Each record below is to be copied exactly; the pictures are to be omitted.

- [SUPPLIED MATERIAL]
Start of Block

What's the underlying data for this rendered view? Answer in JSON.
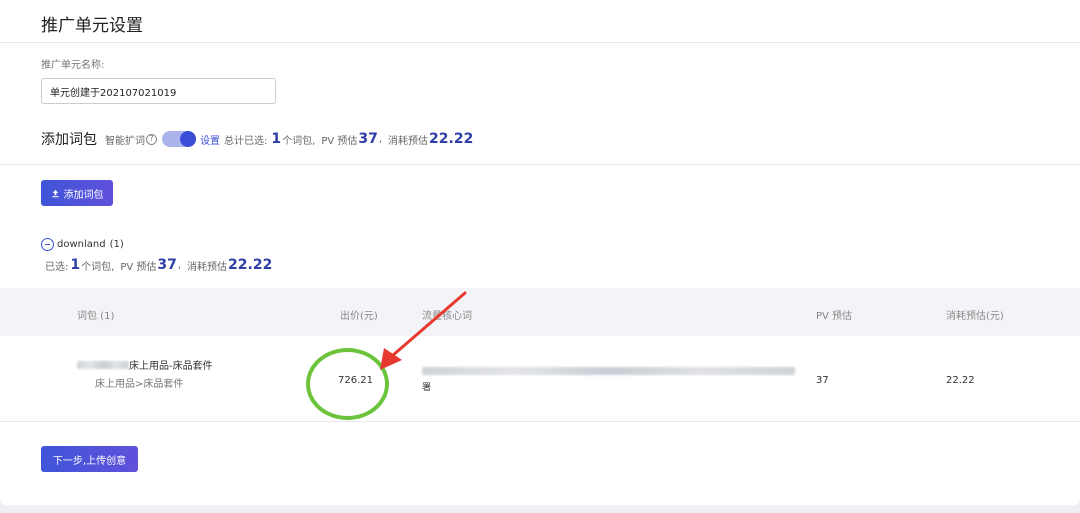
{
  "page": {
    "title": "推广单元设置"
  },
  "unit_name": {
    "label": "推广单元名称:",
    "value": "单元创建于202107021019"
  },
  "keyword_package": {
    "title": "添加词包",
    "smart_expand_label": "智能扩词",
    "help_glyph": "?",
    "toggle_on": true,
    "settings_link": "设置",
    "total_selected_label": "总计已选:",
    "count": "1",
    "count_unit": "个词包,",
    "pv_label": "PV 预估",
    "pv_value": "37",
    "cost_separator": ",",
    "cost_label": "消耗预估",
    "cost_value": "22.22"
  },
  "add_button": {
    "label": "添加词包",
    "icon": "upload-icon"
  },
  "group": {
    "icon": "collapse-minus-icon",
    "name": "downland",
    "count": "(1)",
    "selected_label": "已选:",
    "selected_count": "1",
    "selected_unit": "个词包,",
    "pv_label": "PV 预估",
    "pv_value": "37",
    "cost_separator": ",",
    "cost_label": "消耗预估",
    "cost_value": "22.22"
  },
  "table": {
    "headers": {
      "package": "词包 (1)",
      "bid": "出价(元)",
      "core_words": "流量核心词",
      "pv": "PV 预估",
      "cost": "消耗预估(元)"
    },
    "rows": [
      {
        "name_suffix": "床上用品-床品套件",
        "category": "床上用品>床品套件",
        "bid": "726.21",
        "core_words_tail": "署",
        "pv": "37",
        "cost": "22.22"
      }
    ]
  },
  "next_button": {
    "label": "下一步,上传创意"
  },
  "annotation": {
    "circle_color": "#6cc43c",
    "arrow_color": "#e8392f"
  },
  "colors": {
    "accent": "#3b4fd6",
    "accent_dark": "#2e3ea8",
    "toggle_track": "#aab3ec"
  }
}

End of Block

- [TASK RESPONSE]
What's the underlying data for this rendered view? Answer in JSON.
{
  "page": {
    "title": "推广单元设置"
  },
  "unit_name": {
    "label": "推广单元名称:",
    "value": "单元创建于202107021019"
  },
  "keyword_package": {
    "title": "添加词包",
    "smart_expand_label": "智能扩词",
    "help_glyph": "?",
    "toggle_on": true,
    "settings_link": "设置",
    "total_selected_label": "总计已选:",
    "count": "1",
    "count_unit": "个词包,",
    "pv_label": "PV 预估",
    "pv_value": "37",
    "cost_separator": ",",
    "cost_label": "消耗预估",
    "cost_value": "22.22"
  },
  "add_button": {
    "label": "添加词包",
    "icon": "upload-icon"
  },
  "group": {
    "icon": "collapse-minus-icon",
    "name": "downland",
    "count": "(1)",
    "selected_label": "已选:",
    "selected_count": "1",
    "selected_unit": "个词包,",
    "pv_label": "PV 预估",
    "pv_value": "37",
    "cost_separator": ",",
    "cost_label": "消耗预估",
    "cost_value": "22.22"
  },
  "table": {
    "headers": {
      "package": "词包 (1)",
      "bid": "出价(元)",
      "core_words": "流量核心词",
      "pv": "PV 预估",
      "cost": "消耗预估(元)"
    },
    "rows": [
      {
        "name_suffix": "床上用品-床品套件",
        "category": "床上用品>床品套件",
        "bid": "726.21",
        "core_words_tail": "署",
        "pv": "37",
        "cost": "22.22"
      }
    ]
  },
  "next_button": {
    "label": "下一步,上传创意"
  },
  "annotation": {
    "circle_color": "#6cc43c",
    "arrow_color": "#e8392f"
  },
  "colors": {
    "accent": "#3b4fd6",
    "accent_dark": "#2e3ea8",
    "toggle_track": "#aab3ec"
  }
}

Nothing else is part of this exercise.